Problem requirements — From the entries below, copy out every line with "watch" in it.

Records from a collection
————
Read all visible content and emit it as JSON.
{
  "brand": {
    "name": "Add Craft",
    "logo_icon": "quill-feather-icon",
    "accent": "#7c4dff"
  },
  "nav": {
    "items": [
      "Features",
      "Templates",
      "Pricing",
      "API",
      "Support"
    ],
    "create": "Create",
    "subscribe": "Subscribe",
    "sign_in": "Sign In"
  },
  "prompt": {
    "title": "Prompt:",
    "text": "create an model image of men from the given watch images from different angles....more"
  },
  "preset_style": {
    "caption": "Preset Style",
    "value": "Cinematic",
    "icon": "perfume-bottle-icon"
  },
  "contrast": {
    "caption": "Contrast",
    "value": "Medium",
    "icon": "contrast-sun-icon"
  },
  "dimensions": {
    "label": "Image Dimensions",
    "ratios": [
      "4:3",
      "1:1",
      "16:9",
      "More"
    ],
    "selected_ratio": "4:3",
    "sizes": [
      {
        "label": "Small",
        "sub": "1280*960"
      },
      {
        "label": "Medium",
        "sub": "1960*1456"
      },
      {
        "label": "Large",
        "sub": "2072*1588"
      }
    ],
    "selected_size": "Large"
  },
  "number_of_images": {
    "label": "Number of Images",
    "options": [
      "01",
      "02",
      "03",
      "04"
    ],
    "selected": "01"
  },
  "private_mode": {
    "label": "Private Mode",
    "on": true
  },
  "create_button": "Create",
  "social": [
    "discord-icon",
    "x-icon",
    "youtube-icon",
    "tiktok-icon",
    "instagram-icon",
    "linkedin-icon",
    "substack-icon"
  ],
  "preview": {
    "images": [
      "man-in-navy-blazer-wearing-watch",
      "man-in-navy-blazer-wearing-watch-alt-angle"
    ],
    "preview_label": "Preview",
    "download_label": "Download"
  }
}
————
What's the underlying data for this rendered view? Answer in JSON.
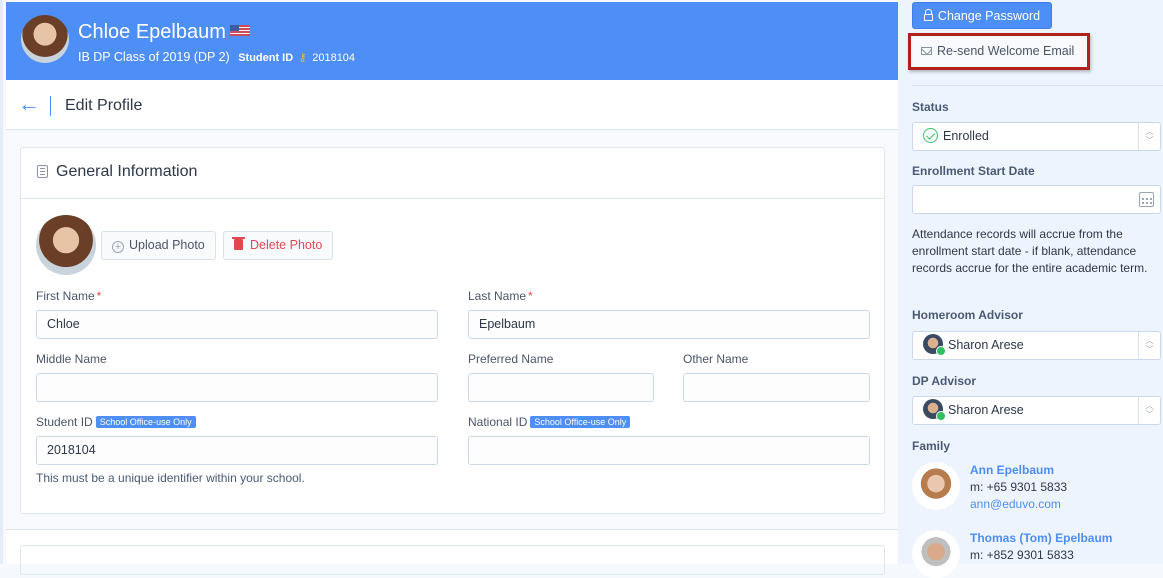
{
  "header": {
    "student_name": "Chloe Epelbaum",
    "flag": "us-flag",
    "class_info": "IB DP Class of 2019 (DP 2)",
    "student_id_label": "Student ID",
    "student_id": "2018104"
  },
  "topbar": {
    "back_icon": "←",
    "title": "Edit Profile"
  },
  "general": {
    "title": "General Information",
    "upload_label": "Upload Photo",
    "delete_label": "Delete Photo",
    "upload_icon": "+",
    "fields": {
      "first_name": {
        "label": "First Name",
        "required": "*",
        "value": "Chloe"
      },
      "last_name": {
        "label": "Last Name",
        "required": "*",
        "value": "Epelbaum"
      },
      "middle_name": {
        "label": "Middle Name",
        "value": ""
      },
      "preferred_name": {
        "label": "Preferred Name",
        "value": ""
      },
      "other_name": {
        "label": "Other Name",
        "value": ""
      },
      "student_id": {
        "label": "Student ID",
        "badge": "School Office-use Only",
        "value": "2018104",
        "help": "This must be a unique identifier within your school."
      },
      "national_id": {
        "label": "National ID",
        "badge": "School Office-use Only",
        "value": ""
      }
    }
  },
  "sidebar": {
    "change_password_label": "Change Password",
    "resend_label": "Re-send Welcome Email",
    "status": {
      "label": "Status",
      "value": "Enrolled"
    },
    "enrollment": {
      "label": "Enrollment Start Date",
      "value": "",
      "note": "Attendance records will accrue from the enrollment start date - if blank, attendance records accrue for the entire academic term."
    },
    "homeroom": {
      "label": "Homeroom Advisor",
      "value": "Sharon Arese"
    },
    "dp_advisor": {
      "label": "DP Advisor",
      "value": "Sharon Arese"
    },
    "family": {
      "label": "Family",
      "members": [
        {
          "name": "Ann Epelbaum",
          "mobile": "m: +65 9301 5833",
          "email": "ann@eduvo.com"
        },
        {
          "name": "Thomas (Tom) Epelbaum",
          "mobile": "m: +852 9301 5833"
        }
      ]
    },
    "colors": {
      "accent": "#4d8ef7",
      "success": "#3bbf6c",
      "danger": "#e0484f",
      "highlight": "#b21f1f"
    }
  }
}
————
Result for this task —
    "text": "create an model image of men from the given watch images from different angles....more"
      "man-in-navy-blazer-wearing-watch",
      "man-in-navy-blazer-wearing-watch-alt-angle"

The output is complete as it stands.